Segment Open
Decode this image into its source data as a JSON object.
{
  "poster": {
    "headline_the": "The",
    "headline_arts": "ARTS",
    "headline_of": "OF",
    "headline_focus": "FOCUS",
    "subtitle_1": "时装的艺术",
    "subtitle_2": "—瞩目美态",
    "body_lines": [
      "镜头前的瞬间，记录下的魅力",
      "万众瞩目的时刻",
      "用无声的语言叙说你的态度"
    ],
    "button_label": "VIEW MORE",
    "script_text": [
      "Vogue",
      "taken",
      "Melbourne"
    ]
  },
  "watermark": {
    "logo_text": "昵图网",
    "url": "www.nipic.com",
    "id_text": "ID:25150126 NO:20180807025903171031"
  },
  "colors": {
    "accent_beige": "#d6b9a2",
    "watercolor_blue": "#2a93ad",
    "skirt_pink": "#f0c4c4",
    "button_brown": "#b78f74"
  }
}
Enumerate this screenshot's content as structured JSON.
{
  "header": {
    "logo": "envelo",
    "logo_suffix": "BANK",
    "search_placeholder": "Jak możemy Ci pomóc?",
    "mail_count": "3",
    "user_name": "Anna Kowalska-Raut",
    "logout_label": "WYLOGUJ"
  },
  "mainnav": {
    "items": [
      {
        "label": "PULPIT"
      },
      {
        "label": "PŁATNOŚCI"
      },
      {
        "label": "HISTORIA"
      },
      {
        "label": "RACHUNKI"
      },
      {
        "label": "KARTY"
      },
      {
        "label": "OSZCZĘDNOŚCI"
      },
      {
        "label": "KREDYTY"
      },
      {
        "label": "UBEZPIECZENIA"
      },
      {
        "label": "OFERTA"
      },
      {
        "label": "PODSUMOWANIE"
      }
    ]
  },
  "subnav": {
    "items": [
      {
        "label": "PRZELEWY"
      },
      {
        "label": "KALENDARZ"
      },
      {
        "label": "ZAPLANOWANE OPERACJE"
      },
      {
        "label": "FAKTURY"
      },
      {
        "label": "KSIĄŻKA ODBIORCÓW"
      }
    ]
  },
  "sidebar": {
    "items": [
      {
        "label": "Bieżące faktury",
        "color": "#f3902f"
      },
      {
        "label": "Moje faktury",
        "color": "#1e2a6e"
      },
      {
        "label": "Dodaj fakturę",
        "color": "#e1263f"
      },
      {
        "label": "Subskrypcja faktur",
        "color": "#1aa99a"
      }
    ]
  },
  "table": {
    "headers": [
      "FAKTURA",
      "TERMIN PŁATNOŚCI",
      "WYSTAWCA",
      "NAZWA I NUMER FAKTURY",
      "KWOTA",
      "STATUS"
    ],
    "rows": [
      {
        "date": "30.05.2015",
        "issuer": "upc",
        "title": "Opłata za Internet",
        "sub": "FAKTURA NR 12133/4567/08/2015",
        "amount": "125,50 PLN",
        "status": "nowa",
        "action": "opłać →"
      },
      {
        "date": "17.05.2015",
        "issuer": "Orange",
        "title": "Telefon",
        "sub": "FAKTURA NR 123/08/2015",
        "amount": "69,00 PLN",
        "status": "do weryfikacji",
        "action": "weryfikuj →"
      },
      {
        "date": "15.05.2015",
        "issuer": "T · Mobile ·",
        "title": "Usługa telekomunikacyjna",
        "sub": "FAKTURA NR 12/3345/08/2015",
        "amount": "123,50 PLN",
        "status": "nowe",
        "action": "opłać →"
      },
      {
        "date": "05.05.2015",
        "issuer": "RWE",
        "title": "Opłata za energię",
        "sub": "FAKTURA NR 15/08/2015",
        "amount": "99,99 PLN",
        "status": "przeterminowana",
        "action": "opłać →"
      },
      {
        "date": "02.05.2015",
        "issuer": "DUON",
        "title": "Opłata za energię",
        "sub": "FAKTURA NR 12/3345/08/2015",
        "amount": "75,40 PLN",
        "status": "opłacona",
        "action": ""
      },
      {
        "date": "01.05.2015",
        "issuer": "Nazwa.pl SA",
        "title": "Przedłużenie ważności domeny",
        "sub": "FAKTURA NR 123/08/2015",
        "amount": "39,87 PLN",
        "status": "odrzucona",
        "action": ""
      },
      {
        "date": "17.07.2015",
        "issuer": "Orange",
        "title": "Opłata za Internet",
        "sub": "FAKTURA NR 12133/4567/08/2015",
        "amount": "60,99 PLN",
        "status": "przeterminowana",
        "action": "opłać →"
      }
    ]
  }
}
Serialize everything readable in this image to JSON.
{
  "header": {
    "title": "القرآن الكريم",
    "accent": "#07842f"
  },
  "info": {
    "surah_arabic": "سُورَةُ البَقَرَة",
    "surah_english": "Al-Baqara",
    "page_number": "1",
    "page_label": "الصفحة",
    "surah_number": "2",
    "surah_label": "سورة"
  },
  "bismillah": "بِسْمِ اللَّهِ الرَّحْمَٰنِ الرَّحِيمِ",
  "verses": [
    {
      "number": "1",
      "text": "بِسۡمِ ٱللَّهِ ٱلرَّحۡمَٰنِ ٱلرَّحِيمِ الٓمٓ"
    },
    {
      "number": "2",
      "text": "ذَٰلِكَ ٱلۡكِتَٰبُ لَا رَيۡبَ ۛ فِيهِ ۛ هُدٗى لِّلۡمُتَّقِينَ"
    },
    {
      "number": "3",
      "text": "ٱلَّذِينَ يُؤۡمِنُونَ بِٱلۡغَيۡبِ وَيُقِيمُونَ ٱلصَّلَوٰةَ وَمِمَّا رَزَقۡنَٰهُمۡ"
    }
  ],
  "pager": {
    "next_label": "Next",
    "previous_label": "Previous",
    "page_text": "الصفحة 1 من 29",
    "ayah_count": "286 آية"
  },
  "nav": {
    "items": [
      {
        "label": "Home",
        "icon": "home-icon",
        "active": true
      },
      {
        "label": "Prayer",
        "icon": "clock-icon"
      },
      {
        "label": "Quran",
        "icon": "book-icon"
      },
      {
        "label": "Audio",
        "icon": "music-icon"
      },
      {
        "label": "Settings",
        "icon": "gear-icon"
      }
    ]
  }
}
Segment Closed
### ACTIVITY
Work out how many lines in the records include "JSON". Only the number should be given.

### WRITTEN SOLUTION
3